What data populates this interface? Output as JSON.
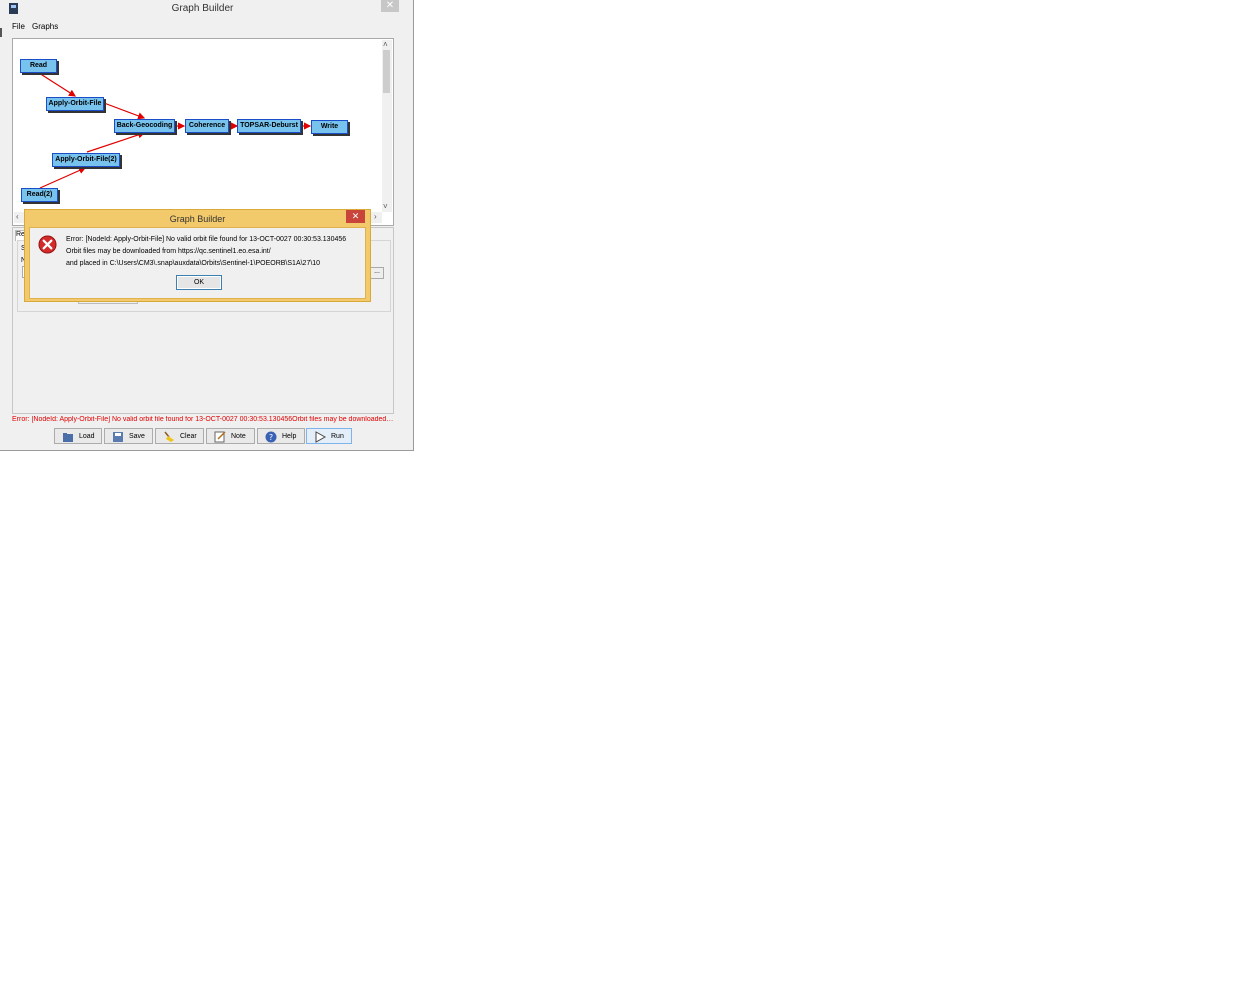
{
  "window": {
    "title": "Graph Builder",
    "close": "✕"
  },
  "menu": [
    {
      "label": "File"
    },
    {
      "label": "Graphs"
    }
  ],
  "graph": {
    "nodes": {
      "read": "Read",
      "apply_orbit": "Apply-Orbit-File",
      "back_geocoding": "Back-Geocoding",
      "coherence": "Coherence",
      "deburst": "TOPSAR-Deburst",
      "write": "Write",
      "apply_orbit_2": "Apply-Orbit-File(2)",
      "read_2": "Read(2)"
    },
    "edge_color": "#e00000",
    "node_color": "#77c3ee"
  },
  "lower_panel": {
    "tab_stub": "Re",
    "label_s": "S",
    "label_n": "N",
    "browse": "..."
  },
  "status_text": "Error: [NodeId: Apply-Orbit-File] No valid orbit file found for 13-OCT-0027 00:30:53.130456Orbit files may be downloaded fr...",
  "buttons": [
    {
      "label": "Load",
      "icon": "folder-icon"
    },
    {
      "label": "Save",
      "icon": "save-icon"
    },
    {
      "label": "Clear",
      "icon": "broom-icon"
    },
    {
      "label": "Note",
      "icon": "note-icon"
    },
    {
      "label": "Help",
      "icon": "help-icon"
    },
    {
      "label": "Run",
      "icon": "play-icon"
    }
  ],
  "dialog": {
    "title": "Graph Builder",
    "close": "✕",
    "lines": [
      "Error: [NodeId: Apply-Orbit-File] No valid orbit file found for 13-OCT-0027 00:30:53.130456",
      "Orbit files may be downloaded from https://qc.sentinel1.eo.esa.int/",
      "and placed in C:\\Users\\CM3\\.snap\\auxdata\\Orbits\\Sentinel-1\\POEORB\\S1A\\27\\10"
    ],
    "ok": "OK"
  }
}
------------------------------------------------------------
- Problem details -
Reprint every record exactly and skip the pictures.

- Result -
What data populates this interface? Output as JSON.
{
  "window": {
    "title": "Graph Builder",
    "close": "✕"
  },
  "menu": [
    {
      "label": "File"
    },
    {
      "label": "Graphs"
    }
  ],
  "graph": {
    "nodes": {
      "read": "Read",
      "apply_orbit": "Apply-Orbit-File",
      "back_geocoding": "Back-Geocoding",
      "coherence": "Coherence",
      "deburst": "TOPSAR-Deburst",
      "write": "Write",
      "apply_orbit_2": "Apply-Orbit-File(2)",
      "read_2": "Read(2)"
    },
    "edge_color": "#e00000",
    "node_color": "#77c3ee"
  },
  "lower_panel": {
    "tab_stub": "Re",
    "label_s": "S",
    "label_n": "N",
    "browse": "..."
  },
  "status_text": "Error: [NodeId: Apply-Orbit-File] No valid orbit file found for 13-OCT-0027 00:30:53.130456Orbit files may be downloaded fr...",
  "buttons": [
    {
      "label": "Load",
      "icon": "folder-icon"
    },
    {
      "label": "Save",
      "icon": "save-icon"
    },
    {
      "label": "Clear",
      "icon": "broom-icon"
    },
    {
      "label": "Note",
      "icon": "note-icon"
    },
    {
      "label": "Help",
      "icon": "help-icon"
    },
    {
      "label": "Run",
      "icon": "play-icon"
    }
  ],
  "dialog": {
    "title": "Graph Builder",
    "close": "✕",
    "lines": [
      "Error: [NodeId: Apply-Orbit-File] No valid orbit file found for 13-OCT-0027 00:30:53.130456",
      "Orbit files may be downloaded from https://qc.sentinel1.eo.esa.int/",
      "and placed in C:\\Users\\CM3\\.snap\\auxdata\\Orbits\\Sentinel-1\\POEORB\\S1A\\27\\10"
    ],
    "ok": "OK"
  }
}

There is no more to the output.